Platte City will be in the market for a new police chief.
Early Wednesday morning, Nov. 14, the city issued a press release announcing the retirement of current chief Carl Mitchell after 45 years in law enforcement, the past nine in Platte City.
Mitchell’s retirement is effective Feb. 28, 2019, but he will use medical leave and will not work in the office. Since September, he was temporarily reassigned to work with the city administration as the department underwent an investigation.
An evaluation was done by an independent lawyer on the department’s culture and work environment and a report was given to the board of aldermen last month in a two-plus hour closed session meeting.
The aftermath of that was that Mitchell and Lt. Albert DeValkenaere were to remain in their current reassigned positions until further notice.
That was on Oct. 23 and three weeks later, Mitchell has decided to retire.
“The evaluation identified officers’ concerns regarding internal communications and organizational culture issues, including a negative work environment related to the management and communication style of the department’s command team,” the city’s press release said “However, the evaluation found that Chief Mitchell had neither engaged in, fostered or allowed gender or racial harassment nor had he engaged in any other prohibited or sanctionable command actions.”

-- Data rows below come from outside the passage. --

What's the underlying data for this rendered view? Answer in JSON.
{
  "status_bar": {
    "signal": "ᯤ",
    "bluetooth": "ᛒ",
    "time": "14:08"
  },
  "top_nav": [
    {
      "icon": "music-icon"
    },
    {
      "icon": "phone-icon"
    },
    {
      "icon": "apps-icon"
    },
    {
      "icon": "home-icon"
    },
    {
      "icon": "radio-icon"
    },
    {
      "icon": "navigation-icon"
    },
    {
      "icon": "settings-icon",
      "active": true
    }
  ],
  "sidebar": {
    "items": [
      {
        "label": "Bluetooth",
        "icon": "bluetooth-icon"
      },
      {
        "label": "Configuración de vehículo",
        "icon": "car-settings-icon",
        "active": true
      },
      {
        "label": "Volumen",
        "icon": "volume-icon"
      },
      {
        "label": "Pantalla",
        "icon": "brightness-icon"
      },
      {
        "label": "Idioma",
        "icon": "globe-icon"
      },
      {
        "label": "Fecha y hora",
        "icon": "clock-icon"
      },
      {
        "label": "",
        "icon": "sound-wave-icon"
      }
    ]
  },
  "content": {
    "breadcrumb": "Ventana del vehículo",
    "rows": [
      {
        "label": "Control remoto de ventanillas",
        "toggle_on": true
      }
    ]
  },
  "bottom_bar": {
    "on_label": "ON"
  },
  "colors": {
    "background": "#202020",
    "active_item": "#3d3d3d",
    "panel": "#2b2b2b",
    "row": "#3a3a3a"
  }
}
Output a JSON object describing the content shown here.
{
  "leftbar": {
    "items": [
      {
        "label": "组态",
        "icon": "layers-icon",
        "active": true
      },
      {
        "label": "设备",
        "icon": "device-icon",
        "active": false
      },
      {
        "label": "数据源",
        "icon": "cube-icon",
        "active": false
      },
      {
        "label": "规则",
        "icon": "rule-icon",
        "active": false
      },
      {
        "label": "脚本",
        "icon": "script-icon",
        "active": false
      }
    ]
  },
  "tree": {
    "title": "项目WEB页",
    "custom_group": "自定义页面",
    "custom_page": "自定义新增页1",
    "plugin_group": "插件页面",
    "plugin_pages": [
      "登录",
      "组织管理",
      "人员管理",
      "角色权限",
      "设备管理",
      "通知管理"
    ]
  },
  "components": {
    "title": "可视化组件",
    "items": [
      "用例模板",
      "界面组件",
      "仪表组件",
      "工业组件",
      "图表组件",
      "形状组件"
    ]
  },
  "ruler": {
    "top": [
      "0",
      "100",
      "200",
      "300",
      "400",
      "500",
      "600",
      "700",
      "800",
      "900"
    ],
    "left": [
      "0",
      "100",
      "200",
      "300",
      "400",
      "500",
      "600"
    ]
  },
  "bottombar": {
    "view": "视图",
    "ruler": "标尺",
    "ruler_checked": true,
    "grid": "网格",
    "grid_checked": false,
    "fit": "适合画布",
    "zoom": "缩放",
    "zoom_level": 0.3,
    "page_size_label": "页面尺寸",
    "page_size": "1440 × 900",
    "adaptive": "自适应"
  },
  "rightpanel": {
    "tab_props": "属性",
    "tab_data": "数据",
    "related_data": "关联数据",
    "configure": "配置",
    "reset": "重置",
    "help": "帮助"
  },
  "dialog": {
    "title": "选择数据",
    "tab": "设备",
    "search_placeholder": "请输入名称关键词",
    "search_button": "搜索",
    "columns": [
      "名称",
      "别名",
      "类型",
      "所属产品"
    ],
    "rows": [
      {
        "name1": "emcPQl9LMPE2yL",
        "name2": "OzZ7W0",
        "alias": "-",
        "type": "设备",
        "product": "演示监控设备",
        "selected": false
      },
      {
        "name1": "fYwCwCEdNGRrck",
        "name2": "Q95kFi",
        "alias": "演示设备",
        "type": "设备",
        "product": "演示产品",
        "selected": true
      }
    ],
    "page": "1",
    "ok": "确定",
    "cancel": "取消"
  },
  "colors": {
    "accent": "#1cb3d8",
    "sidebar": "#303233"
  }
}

DeValkenaere, according to city administrator DJ Gehrt, is still working in his reassigned position and nothing has changed.
Mitchell started his police career in the Chicago suburb of Schaumburg and worked up from a patrol officer to detective before moving into command ranks as sergeant, lieutenant, captain and division commander. After retiring in Illinois, he joined the PCPD as the chief in March 2010. He was a military policeman in the U.S. Marine Corps prior to working in Schaumburg.
He is the longest tenured chief in Platte City during the past four decades.
“His tenure in Platte City included significant improvements to the Police Department’s organizational, operational and community engagement components,” the city press release stated. “Organizational improvements included upgrades to police vehicles, communications, information systems, firearms, non-lethal weapons and protective equipment. During his tenure Platte City also enhanced its in-car recording systems and was among the first KC metro area departments to deploy body cameras for all patrol officers.
“Chief Mitchell’s service was also marked by increases in police officer pay, benefits and training with an emphasis on community engagement and service improvement training. Significant community engagement events initiated or expanded during Chief Mitchell’s tenure include National Night Out Against Crime, Shop with a Cop, School District Lunch with a Cop, the Police Chaplain program, the Multi-Family Community Program and the Compliance Citation Program.”
Lynda Hacker-Bristow has been the interim police chief in Platte City. The Platte County Sheriff’s Office employee has three 30-day contracts between the city and county that will allow her to serve an interim role.